Indian Hills ready for royal flush |

Indian Hills ready for royal flush

by Christy Chalmers, staff writer

The Indian Hills General Improvement District’s new sewer plant is nearly finished, and it’s brought up an interesting question.

“How do you celebrate the opening of a sewer plant?” mused district manager Jim Bentley. “Do you have a luncheon or a ribbon cutting or what?”

A royal flush might be in order. Whatever the solution, Bentley and other improvement district officials are pleased the $1.6 million project will be completed on time, and they are preparing to switch more than 1,600 customers to it.

“This is a a major project for the district,” said Bentley. “The old system was getting extremely old and expensive to fix. This can handle an extra 100,000 gallons a day, which is another 400 customers.”

The existing plant, in operation since the 1970s, can handle 500,000 gallons of wastewater a day. It used a series of ponds to hold sludge, but some of those ponds have already been cleaned out and will now be used to hold treated wastewater from the new plant.

Bentley said the wastewater will meet requirements known as “10-10-10,” shorthand for a technical number that reflects the amount of dissolved solids left in sewage.

“This will produce effluent that is much cleaner than what is required now, and if the regulations get tightened, we can probably meet them,” said Bentley. “The old system just couldn’t do that.”

Parts of the system are being tested. Bentley said the headworks, where the sewage enters the plant, were turned on Thursday. Monday, the diffusers will be started.

At the headworks, the sewage is filtered and sent to one of two reactor basins.
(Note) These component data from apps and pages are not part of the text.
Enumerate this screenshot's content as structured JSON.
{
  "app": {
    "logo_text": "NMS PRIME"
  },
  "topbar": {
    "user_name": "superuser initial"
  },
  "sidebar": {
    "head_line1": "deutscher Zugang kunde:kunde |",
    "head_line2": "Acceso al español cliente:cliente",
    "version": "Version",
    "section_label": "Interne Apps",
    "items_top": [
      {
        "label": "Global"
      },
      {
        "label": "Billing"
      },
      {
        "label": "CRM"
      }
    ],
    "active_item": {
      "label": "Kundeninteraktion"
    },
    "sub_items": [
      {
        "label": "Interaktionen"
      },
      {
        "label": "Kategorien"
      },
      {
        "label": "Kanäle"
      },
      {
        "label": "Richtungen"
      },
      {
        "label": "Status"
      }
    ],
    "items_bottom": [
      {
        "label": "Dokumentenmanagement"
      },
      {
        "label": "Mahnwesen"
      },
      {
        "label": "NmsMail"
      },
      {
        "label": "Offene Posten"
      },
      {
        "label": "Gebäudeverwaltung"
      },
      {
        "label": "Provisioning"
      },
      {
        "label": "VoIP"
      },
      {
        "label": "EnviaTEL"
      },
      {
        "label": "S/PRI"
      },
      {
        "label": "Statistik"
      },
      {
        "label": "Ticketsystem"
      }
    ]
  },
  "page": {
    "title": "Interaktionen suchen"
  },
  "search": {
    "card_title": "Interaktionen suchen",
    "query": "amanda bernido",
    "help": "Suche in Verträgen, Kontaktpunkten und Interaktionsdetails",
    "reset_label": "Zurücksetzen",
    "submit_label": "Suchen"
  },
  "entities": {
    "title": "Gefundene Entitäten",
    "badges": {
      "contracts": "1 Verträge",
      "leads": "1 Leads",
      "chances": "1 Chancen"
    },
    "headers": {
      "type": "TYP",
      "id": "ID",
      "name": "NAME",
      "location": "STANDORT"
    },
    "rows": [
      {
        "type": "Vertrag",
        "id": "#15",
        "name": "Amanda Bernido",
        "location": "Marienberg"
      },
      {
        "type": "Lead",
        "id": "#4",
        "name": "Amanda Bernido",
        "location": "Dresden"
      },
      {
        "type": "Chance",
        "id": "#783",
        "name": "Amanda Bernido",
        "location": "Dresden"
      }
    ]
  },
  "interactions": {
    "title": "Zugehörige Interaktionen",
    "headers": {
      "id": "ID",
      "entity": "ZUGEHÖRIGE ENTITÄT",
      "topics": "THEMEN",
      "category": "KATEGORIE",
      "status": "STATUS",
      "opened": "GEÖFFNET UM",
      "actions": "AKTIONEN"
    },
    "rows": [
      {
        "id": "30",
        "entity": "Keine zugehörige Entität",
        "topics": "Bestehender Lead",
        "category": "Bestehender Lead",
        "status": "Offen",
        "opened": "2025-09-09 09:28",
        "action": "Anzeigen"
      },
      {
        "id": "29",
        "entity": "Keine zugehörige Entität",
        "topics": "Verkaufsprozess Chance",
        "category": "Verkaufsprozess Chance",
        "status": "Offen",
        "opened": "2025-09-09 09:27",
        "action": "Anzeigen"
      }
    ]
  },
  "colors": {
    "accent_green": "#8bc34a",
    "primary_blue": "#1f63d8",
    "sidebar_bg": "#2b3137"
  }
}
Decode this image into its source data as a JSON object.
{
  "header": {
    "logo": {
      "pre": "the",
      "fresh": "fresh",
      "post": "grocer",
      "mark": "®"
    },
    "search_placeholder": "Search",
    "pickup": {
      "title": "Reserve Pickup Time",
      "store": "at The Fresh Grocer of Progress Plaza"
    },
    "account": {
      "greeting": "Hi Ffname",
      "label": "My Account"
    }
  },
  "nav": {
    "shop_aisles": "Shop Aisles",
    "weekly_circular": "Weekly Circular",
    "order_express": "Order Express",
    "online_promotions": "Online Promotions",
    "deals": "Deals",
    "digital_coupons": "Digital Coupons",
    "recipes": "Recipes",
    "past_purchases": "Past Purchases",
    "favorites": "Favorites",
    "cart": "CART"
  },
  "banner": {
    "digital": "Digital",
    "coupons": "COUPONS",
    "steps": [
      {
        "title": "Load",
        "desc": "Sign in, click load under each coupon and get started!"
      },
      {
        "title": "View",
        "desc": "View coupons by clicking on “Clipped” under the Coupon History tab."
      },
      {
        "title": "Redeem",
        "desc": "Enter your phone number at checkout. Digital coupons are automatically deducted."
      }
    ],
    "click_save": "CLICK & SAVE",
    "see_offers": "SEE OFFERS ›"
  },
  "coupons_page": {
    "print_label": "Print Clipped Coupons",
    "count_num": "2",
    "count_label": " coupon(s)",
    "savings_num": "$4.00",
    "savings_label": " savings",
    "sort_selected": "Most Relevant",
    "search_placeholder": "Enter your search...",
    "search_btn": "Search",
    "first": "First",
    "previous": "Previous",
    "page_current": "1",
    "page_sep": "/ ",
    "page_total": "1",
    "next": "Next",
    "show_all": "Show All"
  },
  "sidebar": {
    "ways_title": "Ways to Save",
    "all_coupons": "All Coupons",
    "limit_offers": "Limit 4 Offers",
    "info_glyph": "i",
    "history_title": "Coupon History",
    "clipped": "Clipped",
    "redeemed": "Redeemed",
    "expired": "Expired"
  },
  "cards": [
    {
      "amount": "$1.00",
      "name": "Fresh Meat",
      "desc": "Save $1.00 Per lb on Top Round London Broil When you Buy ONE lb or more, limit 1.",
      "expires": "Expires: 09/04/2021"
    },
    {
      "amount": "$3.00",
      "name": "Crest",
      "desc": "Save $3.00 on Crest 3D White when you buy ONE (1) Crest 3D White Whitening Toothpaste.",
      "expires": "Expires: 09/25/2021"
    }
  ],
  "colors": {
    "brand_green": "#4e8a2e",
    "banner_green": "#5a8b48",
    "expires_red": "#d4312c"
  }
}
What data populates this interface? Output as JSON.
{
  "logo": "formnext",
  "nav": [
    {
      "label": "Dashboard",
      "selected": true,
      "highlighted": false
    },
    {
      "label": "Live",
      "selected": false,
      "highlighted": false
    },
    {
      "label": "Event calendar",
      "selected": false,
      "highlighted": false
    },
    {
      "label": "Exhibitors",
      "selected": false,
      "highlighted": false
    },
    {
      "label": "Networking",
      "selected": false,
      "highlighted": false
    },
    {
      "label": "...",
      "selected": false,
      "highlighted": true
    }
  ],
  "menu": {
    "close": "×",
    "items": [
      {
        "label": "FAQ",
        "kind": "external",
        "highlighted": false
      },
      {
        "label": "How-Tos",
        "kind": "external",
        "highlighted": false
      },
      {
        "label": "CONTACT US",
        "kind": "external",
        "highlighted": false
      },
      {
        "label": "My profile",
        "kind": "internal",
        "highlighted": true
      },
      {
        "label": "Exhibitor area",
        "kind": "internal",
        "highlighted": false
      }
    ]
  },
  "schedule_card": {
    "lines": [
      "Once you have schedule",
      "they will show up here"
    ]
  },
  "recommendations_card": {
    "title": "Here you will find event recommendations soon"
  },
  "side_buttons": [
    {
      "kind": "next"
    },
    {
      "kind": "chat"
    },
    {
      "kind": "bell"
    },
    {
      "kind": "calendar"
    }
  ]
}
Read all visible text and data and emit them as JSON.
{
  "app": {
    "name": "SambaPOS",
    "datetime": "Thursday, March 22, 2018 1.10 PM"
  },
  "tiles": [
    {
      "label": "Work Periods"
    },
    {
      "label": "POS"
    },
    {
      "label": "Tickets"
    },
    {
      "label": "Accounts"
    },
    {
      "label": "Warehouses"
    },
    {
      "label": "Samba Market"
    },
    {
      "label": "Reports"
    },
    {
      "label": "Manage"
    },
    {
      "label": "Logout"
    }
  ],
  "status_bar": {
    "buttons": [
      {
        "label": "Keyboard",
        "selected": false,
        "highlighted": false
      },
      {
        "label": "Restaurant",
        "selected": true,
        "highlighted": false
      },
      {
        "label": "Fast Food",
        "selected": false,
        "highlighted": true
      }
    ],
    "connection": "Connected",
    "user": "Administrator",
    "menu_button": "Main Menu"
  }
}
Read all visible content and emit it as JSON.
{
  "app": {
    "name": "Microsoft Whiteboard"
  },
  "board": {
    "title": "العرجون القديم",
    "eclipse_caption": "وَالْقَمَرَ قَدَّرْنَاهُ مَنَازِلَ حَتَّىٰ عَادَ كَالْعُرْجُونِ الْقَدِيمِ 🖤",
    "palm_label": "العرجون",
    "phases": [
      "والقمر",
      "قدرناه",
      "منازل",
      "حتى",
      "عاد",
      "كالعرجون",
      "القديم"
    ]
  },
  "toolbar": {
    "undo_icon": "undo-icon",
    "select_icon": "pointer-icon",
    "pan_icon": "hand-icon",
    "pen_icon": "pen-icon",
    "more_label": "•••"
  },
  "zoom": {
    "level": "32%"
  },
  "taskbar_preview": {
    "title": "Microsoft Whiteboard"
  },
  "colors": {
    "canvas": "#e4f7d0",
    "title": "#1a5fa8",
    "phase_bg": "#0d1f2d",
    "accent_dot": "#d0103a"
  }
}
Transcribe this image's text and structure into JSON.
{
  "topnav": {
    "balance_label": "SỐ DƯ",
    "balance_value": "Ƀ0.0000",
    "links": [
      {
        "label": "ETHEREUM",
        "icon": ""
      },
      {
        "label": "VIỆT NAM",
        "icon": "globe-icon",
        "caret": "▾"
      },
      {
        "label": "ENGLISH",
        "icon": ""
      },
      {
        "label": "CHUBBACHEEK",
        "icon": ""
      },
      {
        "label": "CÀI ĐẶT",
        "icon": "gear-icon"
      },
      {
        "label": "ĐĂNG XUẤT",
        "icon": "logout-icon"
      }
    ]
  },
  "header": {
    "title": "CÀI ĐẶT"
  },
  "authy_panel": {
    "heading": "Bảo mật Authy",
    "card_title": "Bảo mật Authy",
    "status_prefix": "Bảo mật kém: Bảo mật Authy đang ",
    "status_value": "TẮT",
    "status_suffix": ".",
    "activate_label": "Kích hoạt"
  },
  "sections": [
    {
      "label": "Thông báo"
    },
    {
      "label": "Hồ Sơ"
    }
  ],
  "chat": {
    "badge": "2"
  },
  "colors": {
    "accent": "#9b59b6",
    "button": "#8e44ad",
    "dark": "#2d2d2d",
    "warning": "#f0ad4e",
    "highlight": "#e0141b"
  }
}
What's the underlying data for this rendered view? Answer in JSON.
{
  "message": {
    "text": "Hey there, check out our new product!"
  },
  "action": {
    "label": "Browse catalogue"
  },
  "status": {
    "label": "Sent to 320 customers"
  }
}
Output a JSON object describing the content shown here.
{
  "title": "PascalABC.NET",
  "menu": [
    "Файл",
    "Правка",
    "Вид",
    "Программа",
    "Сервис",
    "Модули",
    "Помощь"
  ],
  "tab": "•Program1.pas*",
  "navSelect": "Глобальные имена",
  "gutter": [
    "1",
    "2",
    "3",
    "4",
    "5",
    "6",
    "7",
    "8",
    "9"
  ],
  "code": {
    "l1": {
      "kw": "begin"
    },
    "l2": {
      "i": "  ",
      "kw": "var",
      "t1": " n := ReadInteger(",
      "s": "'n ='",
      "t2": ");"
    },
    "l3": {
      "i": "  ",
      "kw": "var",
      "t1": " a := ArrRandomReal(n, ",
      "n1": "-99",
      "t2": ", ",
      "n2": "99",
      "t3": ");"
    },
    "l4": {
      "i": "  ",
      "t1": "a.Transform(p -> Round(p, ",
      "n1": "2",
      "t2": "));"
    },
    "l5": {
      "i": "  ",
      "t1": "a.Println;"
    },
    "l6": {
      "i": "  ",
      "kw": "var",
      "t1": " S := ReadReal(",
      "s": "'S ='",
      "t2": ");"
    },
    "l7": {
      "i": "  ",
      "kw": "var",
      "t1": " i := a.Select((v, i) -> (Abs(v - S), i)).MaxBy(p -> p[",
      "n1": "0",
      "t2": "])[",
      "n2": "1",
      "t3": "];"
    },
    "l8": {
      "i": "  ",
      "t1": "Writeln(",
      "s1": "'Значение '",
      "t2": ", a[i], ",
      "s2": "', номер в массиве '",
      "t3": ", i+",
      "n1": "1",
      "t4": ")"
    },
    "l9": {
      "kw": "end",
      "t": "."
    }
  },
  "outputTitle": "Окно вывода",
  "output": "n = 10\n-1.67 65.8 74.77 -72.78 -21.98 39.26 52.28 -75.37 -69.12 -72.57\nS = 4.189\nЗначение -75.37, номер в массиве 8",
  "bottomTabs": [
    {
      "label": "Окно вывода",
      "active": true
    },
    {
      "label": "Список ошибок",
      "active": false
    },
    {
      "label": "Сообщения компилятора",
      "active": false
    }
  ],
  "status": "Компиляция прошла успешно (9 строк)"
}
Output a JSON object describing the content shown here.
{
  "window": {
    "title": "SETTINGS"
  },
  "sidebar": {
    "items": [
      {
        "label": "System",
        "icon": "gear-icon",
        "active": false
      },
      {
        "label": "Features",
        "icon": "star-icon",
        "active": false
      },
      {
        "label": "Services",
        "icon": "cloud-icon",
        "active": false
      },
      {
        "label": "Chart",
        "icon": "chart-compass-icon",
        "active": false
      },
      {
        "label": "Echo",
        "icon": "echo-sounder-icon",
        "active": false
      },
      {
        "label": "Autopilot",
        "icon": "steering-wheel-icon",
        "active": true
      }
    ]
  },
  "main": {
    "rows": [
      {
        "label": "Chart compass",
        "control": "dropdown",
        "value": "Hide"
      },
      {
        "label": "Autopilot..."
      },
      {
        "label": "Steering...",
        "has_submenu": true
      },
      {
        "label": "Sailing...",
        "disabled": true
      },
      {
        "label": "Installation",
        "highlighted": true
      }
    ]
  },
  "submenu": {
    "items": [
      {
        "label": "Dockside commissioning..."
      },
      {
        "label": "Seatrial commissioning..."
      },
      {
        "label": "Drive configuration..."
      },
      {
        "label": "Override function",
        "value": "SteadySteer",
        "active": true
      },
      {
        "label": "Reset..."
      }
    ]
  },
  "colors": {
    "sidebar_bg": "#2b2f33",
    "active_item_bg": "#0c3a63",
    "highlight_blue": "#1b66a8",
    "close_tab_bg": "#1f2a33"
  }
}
The basins can each hold 300,000 gallons. They contain aerators that will filter the water, and bacteria will be used to clean it. Bentley said the system is designed so the clean water moves to the top.

When the top layer of water reaches “10-10-10” status, a mechanical decanter moves it into a storage basin.

The plant has an on-site laboratory and its own telemetry system. Its work can be monitored remotely, but one person is still needed to operate it.

Bentley predicted work should be complete by Wednesday. The plant will need 30 to 60 days before it is operating fully so that the managers can make sure everything works properly and perfect the bacterial treatment mix.

The district borrowed $1.3 million and paid for the rest using existing sewer plant reserve funds. Bentley said the project shouldn’t mean any rate increases for sewer customers.